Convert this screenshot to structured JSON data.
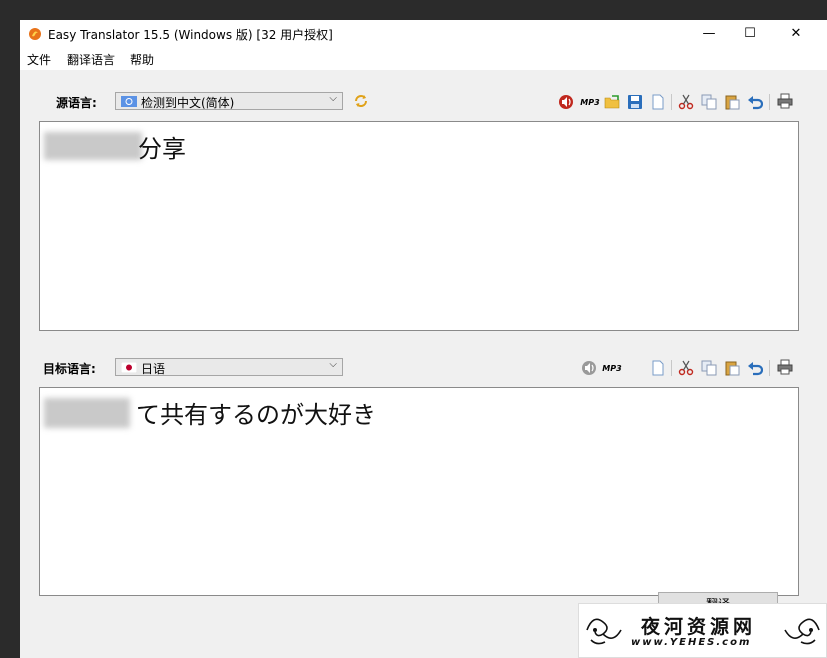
{
  "window": {
    "title": "Easy Translator 15.5 (Windows 版) [32 用户授权]",
    "controls": {
      "minimize": "—",
      "maximize": "☐",
      "close": "✕"
    }
  },
  "menu": [
    "文件",
    "翻译语言",
    "帮助"
  ],
  "source": {
    "label": "源语言:",
    "language": "检测到中文(简体)",
    "text": "分享",
    "toolbar_icons": [
      "speaker-icon",
      "mp3-icon",
      "open-folder-icon",
      "save-icon",
      "new-document-icon",
      "cut-icon",
      "copy-icon",
      "paste-icon",
      "undo-icon",
      "print-icon"
    ],
    "mp3_label": "MP3"
  },
  "target": {
    "label": "目标语言:",
    "language": "日语",
    "text": "て共有するのが大好き",
    "toolbar_icons": [
      "speaker-icon",
      "mp3-icon",
      "new-document-icon",
      "cut-icon",
      "copy-icon",
      "paste-icon",
      "undo-icon",
      "print-icon"
    ],
    "mp3_label": "MP3"
  },
  "translate_button": "翻译",
  "watermark": {
    "title": "夜河资源网",
    "url": "www.YEHES.com"
  },
  "colors": {
    "accent_red": "#c0281e",
    "icon_blue": "#2a6ebb",
    "flag_red": "#bc002d"
  }
}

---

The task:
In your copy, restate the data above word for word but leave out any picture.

Answer below:
Convert this screenshot to structured JSON data.
{
  "window": {
    "title": "Easy Translator 15.5 (Windows 版) [32 用户授权]",
    "controls": {
      "minimize": "—",
      "maximize": "☐",
      "close": "✕"
    }
  },
  "menu": [
    "文件",
    "翻译语言",
    "帮助"
  ],
  "source": {
    "label": "源语言:",
    "language": "检测到中文(简体)",
    "text": "分享",
    "toolbar_icons": [
      "speaker-icon",
      "mp3-icon",
      "open-folder-icon",
      "save-icon",
      "new-document-icon",
      "cut-icon",
      "copy-icon",
      "paste-icon",
      "undo-icon",
      "print-icon"
    ],
    "mp3_label": "MP3"
  },
  "target": {
    "label": "目标语言:",
    "language": "日语",
    "text": "て共有するのが大好き",
    "toolbar_icons": [
      "speaker-icon",
      "mp3-icon",
      "new-document-icon",
      "cut-icon",
      "copy-icon",
      "paste-icon",
      "undo-icon",
      "print-icon"
    ],
    "mp3_label": "MP3"
  },
  "translate_button": "翻译",
  "watermark": {
    "title": "夜河资源网",
    "url": "www.YEHES.com"
  },
  "colors": {
    "accent_red": "#c0281e",
    "icon_blue": "#2a6ebb",
    "flag_red": "#bc002d"
  }
}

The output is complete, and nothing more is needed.